In 2003, she shared, she had kidney trouble and underwent dialysis until, through the help of charitable people like Fr. Jerry Orbos and a donor, obtained a successful transplant. She said she never tires telling her story and she looked and sounded it. It’s a story of faith, hope, the Lord, Mama Mary, how to get by through prayer and trust, mission, suffering, mercy (it was difficult to keep track of her rapid-fire fluency. She was dwarfed (she is 22 now but still wispy and made slighter by her awkward mobility and petite frame) by the immensity of the church’s sanctuary yet she had the advantage of not seeing that edge (or lack of it) she could have been chatting with her Mom or a chum so flowing – and childlike – was her testimony.)That, whatever twists and turns of life, God never changes or goes away. She advises to daanan pero huwag tambayan ang problema (pass by but don’t hang out with a problem). Get rid of extra luggage, she urged. If forgiving is hard, think of God’s mercy, and how many times He has forgiven and embraced us.
Then she said she was going to sing. And she did. And how. She was Lea Salonga as Annie one moment and Kim the next except that her crystal-clear chops was not in theater trained. It was raw, yet smooth, like talent, and silk. A nice noise, a pristine pleasance, a soothing sound of sweetness. Like midnight music to meditate by. Or a psalm. That David sang. And because she was blind, she had no theatrics sighted singers employ. And was a hope-filled thrill to enjoy. Aptly, the song was about a simple life and few and little dreams.
She offered that song for hurts and their healing, for conversion, and begged the audience not to pray for self but others as well. She warned that you may not have problems but baka masungit ka na at dahilan ng sama ng loob ng iba (you may be going grouchy and becoming the cause of others’ misery). She begged all to be instruments of peace, wish for a beautiful Christmas, but make it beautiful for other people, and to be there for others. Mercy, she said, is meant to be shared and spread, and the real church has mercy, overflowing, never ending. If she weren’t the epitome of mercy, I’ll never know who is.
She requested that her next song be our daily prayer for blessings, peace and mercy. The accolade /applause after the Tagalog piece was of approbation. A prayer answered.
Fr. Jerry has told her not to delay love because what if the people you are with now are no longer here next year. Love even your enemies, she sailed on. Humility is the key. The more you worry, the more you hurry. Stop complaining and start thanking, she prodded. Gratitude is the best attitude.
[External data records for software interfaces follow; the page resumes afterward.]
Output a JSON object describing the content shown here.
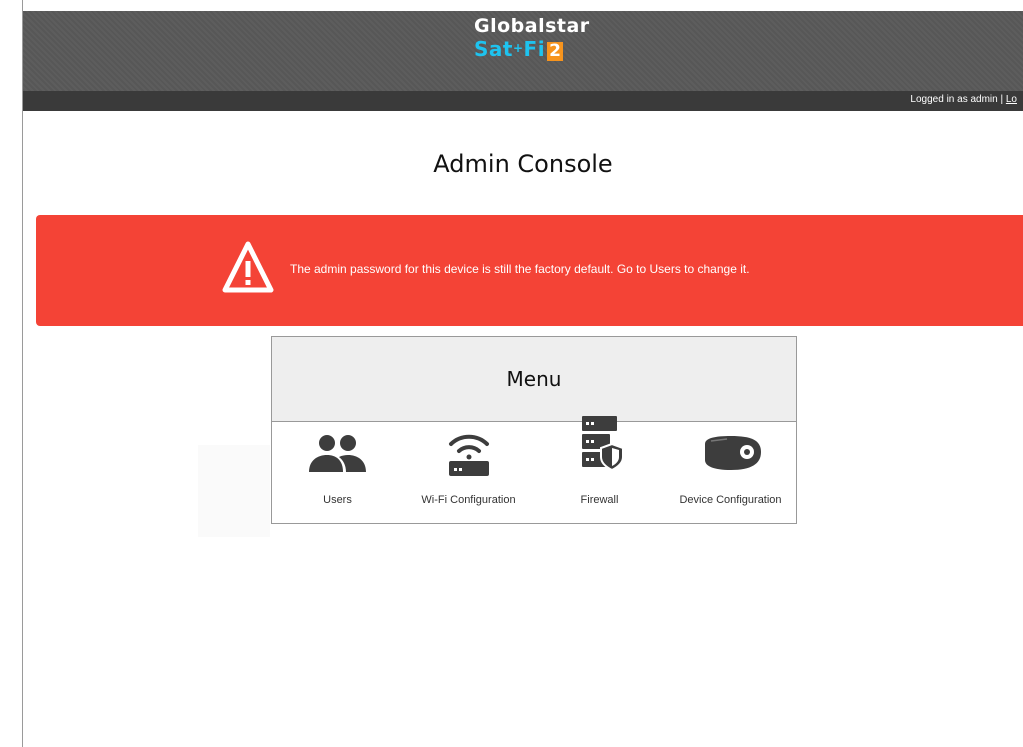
{
  "brand": {
    "line1": "Globalstar",
    "line2_main": "Sat",
    "line2_plus": "+",
    "line2_fi": "Fi",
    "line2_badge": "2",
    "colors": {
      "accent_blue": "#1ec3ef",
      "accent_orange": "#f7941d"
    }
  },
  "header": {
    "login_status": "Logged in as admin | ",
    "logout_link": "Lo"
  },
  "page": {
    "title": "Admin Console"
  },
  "alert": {
    "icon": "warning-triangle-icon",
    "message": "The admin password for this device is still the factory default. Go to Users to change it.",
    "color": "#f44336"
  },
  "menu": {
    "title": "Menu",
    "items": [
      {
        "label": "Users",
        "icon": "users-icon"
      },
      {
        "label": "Wi-Fi Configuration",
        "icon": "wifi-router-icon"
      },
      {
        "label": "Firewall",
        "icon": "firewall-server-icon"
      },
      {
        "label": "Device Configuration",
        "icon": "device-icon"
      }
    ]
  }
}
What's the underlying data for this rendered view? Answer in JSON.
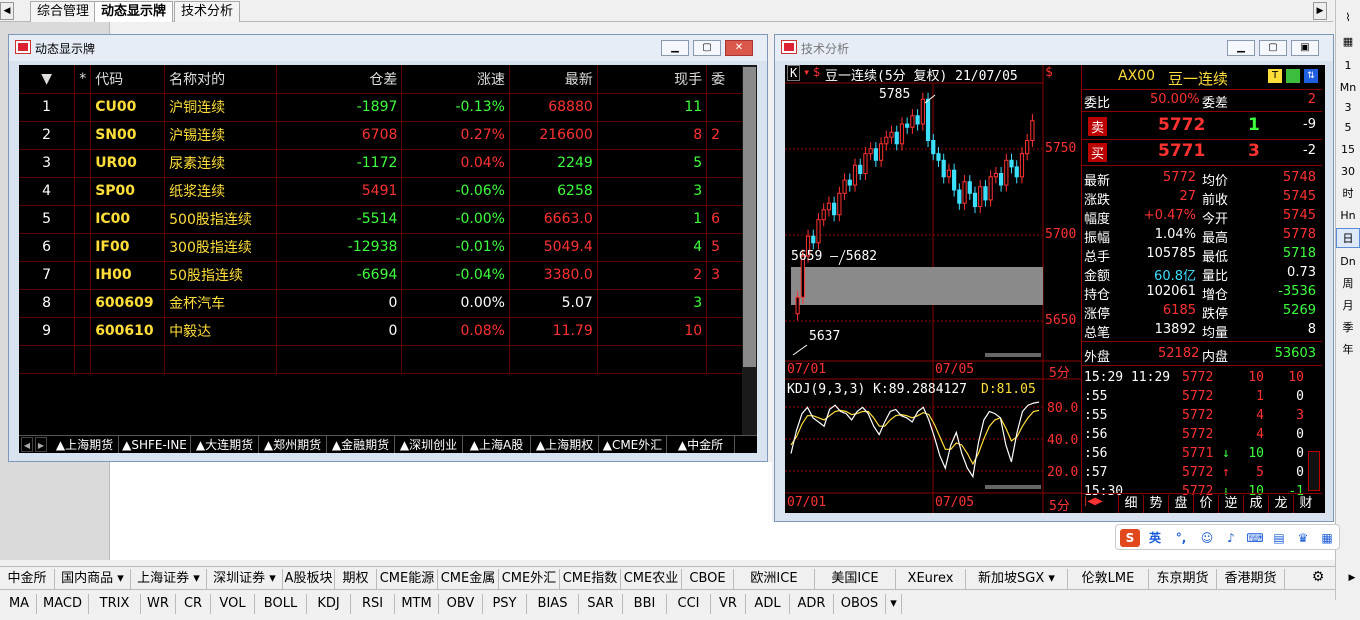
{
  "app_tabs": [
    "综合管理",
    "动态显示牌",
    "技术分析"
  ],
  "right_toolbar": [
    "1",
    "Mn",
    "3",
    "5",
    "15",
    "30",
    "时",
    "Hn",
    "日",
    "Dn",
    "周",
    "月",
    "季",
    "年"
  ],
  "board": {
    "title": "动态显示牌",
    "headers": [
      "▼",
      "*",
      "代码",
      "名称对的",
      "仓差",
      "涨速",
      "最新",
      "现手",
      "委"
    ],
    "rows": [
      {
        "no": "1",
        "code": "CU00",
        "name": "沪铜连续",
        "cang": "-1897",
        "speed": "-0.13%",
        "last": "68880",
        "hand": "11",
        "extra": "",
        "cang_c": "grn",
        "speed_c": "grn",
        "last_c": "red",
        "hand_c": "grn"
      },
      {
        "no": "2",
        "code": "SN00",
        "name": "沪锡连续",
        "cang": "6708",
        "speed": "0.27%",
        "last": "216600",
        "hand": "8",
        "extra": "2",
        "cang_c": "red",
        "speed_c": "red",
        "last_c": "red",
        "hand_c": "red"
      },
      {
        "no": "3",
        "code": "UR00",
        "name": "尿素连续",
        "cang": "-1172",
        "speed": "0.04%",
        "last": "2249",
        "hand": "5",
        "extra": "",
        "cang_c": "grn",
        "speed_c": "red",
        "last_c": "grn",
        "hand_c": "grn"
      },
      {
        "no": "4",
        "code": "SP00",
        "name": "纸浆连续",
        "cang": "5491",
        "speed": "-0.06%",
        "last": "6258",
        "hand": "3",
        "extra": "",
        "cang_c": "red",
        "speed_c": "grn",
        "last_c": "grn",
        "hand_c": "grn"
      },
      {
        "no": "5",
        "code": "IC00",
        "name": "500股指连续",
        "cang": "-5514",
        "speed": "-0.00%",
        "last": "6663.0",
        "hand": "1",
        "extra": "6",
        "cang_c": "grn",
        "speed_c": "grn",
        "last_c": "red",
        "hand_c": "grn"
      },
      {
        "no": "6",
        "code": "IF00",
        "name": "300股指连续",
        "cang": "-12938",
        "speed": "-0.01%",
        "last": "5049.4",
        "hand": "4",
        "extra": "5",
        "cang_c": "grn",
        "speed_c": "grn",
        "last_c": "red",
        "hand_c": "grn"
      },
      {
        "no": "7",
        "code": "IH00",
        "name": "50股指连续",
        "cang": "-6694",
        "speed": "-0.04%",
        "last": "3380.0",
        "hand": "2",
        "extra": "3",
        "cang_c": "grn",
        "speed_c": "grn",
        "last_c": "red",
        "hand_c": "red"
      },
      {
        "no": "8",
        "code": "600609",
        "name": "金杯汽车",
        "cang": "0",
        "speed": "0.00%",
        "last": "5.07",
        "hand": "3",
        "extra": "",
        "cang_c": "wht",
        "speed_c": "wht",
        "last_c": "wht",
        "hand_c": "grn"
      },
      {
        "no": "9",
        "code": "600610",
        "name": "中毅达",
        "cang": "0",
        "speed": "0.08%",
        "last": "11.79",
        "hand": "10",
        "extra": "",
        "cang_c": "wht",
        "speed_c": "red",
        "last_c": "red",
        "hand_c": "red"
      }
    ],
    "sheet_tabs": [
      "▲上海期货",
      "▲SHFE-INE",
      "▲大连期货",
      "▲郑州期货",
      "▲金融期货",
      "▲深圳创业",
      "▲上海A股",
      "▲上海期权",
      "▲CME外汇",
      "▲中金所"
    ]
  },
  "tech": {
    "title": "技术分析",
    "kline_title": "豆一连续(5分 复权) 21/07/05",
    "price_labels": [
      "5750",
      "5700",
      "5650"
    ],
    "high_label": "5785",
    "range_label": "5659 — 5682",
    "low_label": "5637",
    "date_labels": [
      "07/01",
      "07/05"
    ],
    "period_label": "5分",
    "kdj_label": "KDJ(9,3,3) K:89.2884127",
    "kdj_d": "D:81.05",
    "kdj_levels": [
      "80.0",
      "40.0",
      "20.0"
    ],
    "kdj_dates": [
      "07/01",
      "07/05"
    ],
    "kdj_period": "5分",
    "chart_data": {
      "type": "candlestick",
      "ylim": [
        5630,
        5790
      ],
      "close": [
        5665,
        5690,
        5702,
        5698,
        5712,
        5718,
        5722,
        5715,
        5728,
        5736,
        5733,
        5745,
        5740,
        5752,
        5755,
        5748,
        5758,
        5762,
        5765,
        5758,
        5770,
        5768,
        5775,
        5770,
        5785,
        5760,
        5752,
        5748,
        5738,
        5742,
        5730,
        5722,
        5735,
        5728,
        5720,
        5732,
        5724,
        5738,
        5740,
        5733,
        5748,
        5744,
        5738,
        5752,
        5760,
        5772
      ],
      "kdj_k": [
        40,
        62,
        78,
        84,
        74,
        70,
        66,
        82,
        86,
        80,
        78,
        72,
        80,
        84,
        78,
        66,
        58,
        70,
        80,
        82,
        76,
        74,
        70,
        80,
        84,
        72,
        56,
        38,
        26,
        48,
        60,
        40,
        26,
        18,
        50,
        72,
        80,
        78,
        74,
        48,
        32,
        60,
        80,
        86,
        88,
        89
      ],
      "kdj_d": [
        48,
        56,
        68,
        76,
        76,
        74,
        72,
        76,
        80,
        81,
        80,
        77,
        78,
        80,
        80,
        74,
        66,
        66,
        72,
        76,
        77,
        76,
        74,
        76,
        79,
        77,
        68,
        56,
        44,
        44,
        50,
        48,
        40,
        30,
        40,
        54,
        66,
        72,
        74,
        64,
        52,
        56,
        66,
        74,
        80,
        81
      ]
    },
    "symbol": "AX00",
    "symbol_name": "豆一连续",
    "wei_label": "委比",
    "wei_val": "50.00%",
    "weicha_label": "委差",
    "weicha_val": "2",
    "sell_label": "卖",
    "sell_price": "5772",
    "sell_vol": "1",
    "sell_chg": "-9",
    "buy_label": "买",
    "buy_price": "5771",
    "buy_vol": "3",
    "buy_chg": "-2",
    "stats": [
      [
        "最新",
        "5772",
        "均价",
        "5748"
      ],
      [
        "涨跌",
        "27",
        "前收",
        "5745"
      ],
      [
        "幅度",
        "+0.47%",
        "今开",
        "5745"
      ],
      [
        "振幅",
        "1.04%",
        "最高",
        "5778"
      ],
      [
        "总手",
        "105785",
        "最低",
        "5718"
      ],
      [
        "金额",
        "60.8亿",
        "量比",
        "0.73"
      ],
      [
        "持仓",
        "102061",
        "增仓",
        "-3536"
      ],
      [
        "涨停",
        "6185",
        "跌停",
        "5269"
      ],
      [
        "总笔",
        "13892",
        "均量",
        "8"
      ]
    ],
    "outer_label": "外盘",
    "outer_val": "52182",
    "inner_label": "内盘",
    "inner_val": "53603",
    "ticks": [
      {
        "t": "15:29 11:29",
        "p": "5772",
        "a": "",
        "v": "10",
        "o": "10",
        "pc": "red",
        "vc": "red",
        "oc": "red"
      },
      {
        "t": ":55",
        "p": "5772",
        "a": "",
        "v": "1",
        "o": "0",
        "pc": "red",
        "vc": "red",
        "oc": "wht"
      },
      {
        "t": ":55",
        "p": "5772",
        "a": "",
        "v": "4",
        "o": "3",
        "pc": "red",
        "vc": "red",
        "oc": "red"
      },
      {
        "t": ":56",
        "p": "5772",
        "a": "",
        "v": "4",
        "o": "0",
        "pc": "red",
        "vc": "red",
        "oc": "wht"
      },
      {
        "t": ":56",
        "p": "5771",
        "a": "↓",
        "v": "10",
        "o": "0",
        "pc": "red",
        "vc": "grn",
        "oc": "wht"
      },
      {
        "t": ":57",
        "p": "5772",
        "a": "↑",
        "v": "5",
        "o": "0",
        "pc": "red",
        "vc": "red",
        "oc": "wht"
      },
      {
        "t": "15:30",
        "p": "5772",
        "a": "↓",
        "v": "10",
        "o": "-1",
        "pc": "red",
        "vc": "grn",
        "oc": "grn"
      }
    ],
    "panel_tabs": [
      "细",
      "势",
      "盘",
      "价",
      "逆",
      "成",
      "龙",
      "财"
    ]
  },
  "bottom_bar1": [
    "中金所",
    "国内商品 ▾",
    "上海证券 ▾",
    "深圳证券 ▾",
    "A股板块",
    "期权",
    "CME能源",
    "CME金属",
    "CME外汇",
    "CME指数",
    "CME农业",
    "CBOE",
    "欧洲ICE",
    "美国ICE",
    "XEurex",
    "新加坡SGX ▾",
    "伦敦LME",
    "东京期货",
    "香港期货"
  ],
  "bottom_bar2": [
    "MA",
    "MACD",
    "TRIX",
    "WR",
    "CR",
    "VOL",
    "BOLL",
    "KDJ",
    "RSI",
    "MTM",
    "OBV",
    "PSY",
    "BIAS",
    "SAR",
    "BBI",
    "CCI",
    "VR",
    "ADL",
    "ADR",
    "OBOS"
  ],
  "ime": {
    "logo": "S",
    "lang": "英"
  }
}
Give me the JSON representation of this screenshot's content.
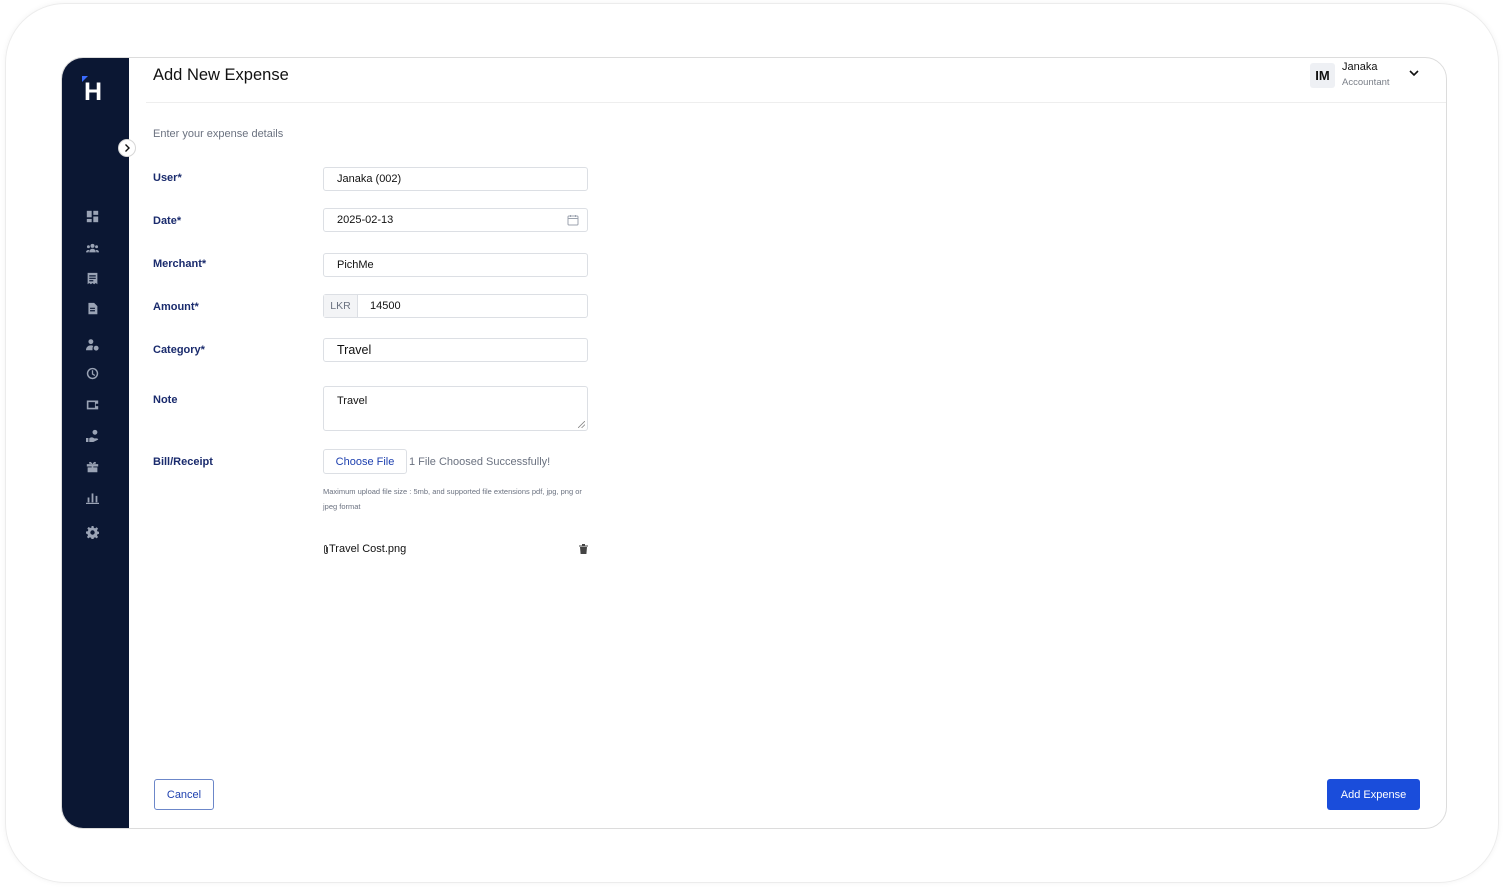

Share the compassion God has given us.
As she exhorted to begin and end each day by thanking Jesus for His mercy and compassion for us all, she prayed herself. For people He will send to us, for the grace of being alive, for taking Him for granted, for forgiveness, for healing, for guidance, for peace, for Mama Mary, for His love, for guiding and raising us up.
And Josh Groban’s hit assumed an angelic aura when she gave it a bilingual benediction.
As were the first two speakers before her, Fatima was given an award of appreciation. I was thinking along the lines of citation (like, Stevie Wonder-equivalent FatiMarvel?) for being a corporal angel of mercy. For she was that. Yet we were the ones that soared.
Abraham de la Torre